■ **TASK DESCRIPTION**:
Could you give the number of lines in the entries below that contain the word "arrow"? Only the number is wanted.

(SOURCE MATERIAL Opens)

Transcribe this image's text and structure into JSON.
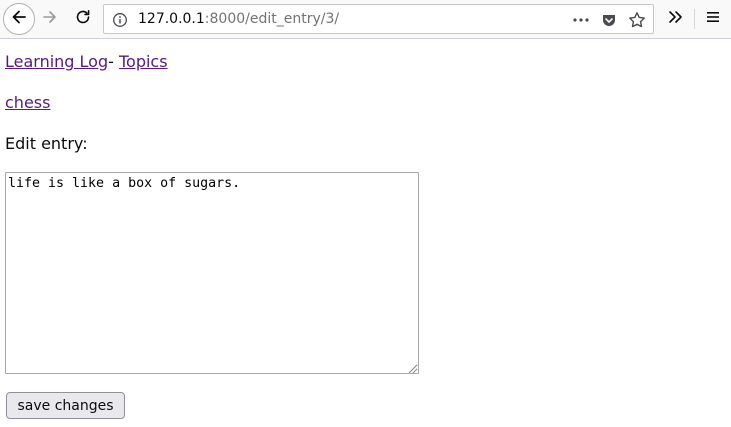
{
  "browser": {
    "url_host": "127.0.0.1",
    "url_rest": ":8000/edit_entry/3/",
    "icons": {
      "back": "back-arrow-icon",
      "forward": "forward-arrow-icon",
      "reload": "reload-icon",
      "info": "info-icon",
      "more": "more-dots-icon",
      "pocket": "pocket-icon",
      "bookmark": "star-icon",
      "overflow": "chevron-double-right-icon",
      "menu": "hamburger-menu-icon"
    }
  },
  "page": {
    "nav": {
      "home_link": "Learning Log",
      "separator": "- ",
      "topics_link": "Topics"
    },
    "topic_link": "chess",
    "heading": "Edit entry:",
    "entry_text": "life is like a box of sugars.",
    "save_button": "save changes"
  },
  "colors": {
    "visited_link": "#551a8b",
    "toolbar_bg": "#f9f9fa"
  }
}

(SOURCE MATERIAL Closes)

■ **SOLUTION**:
2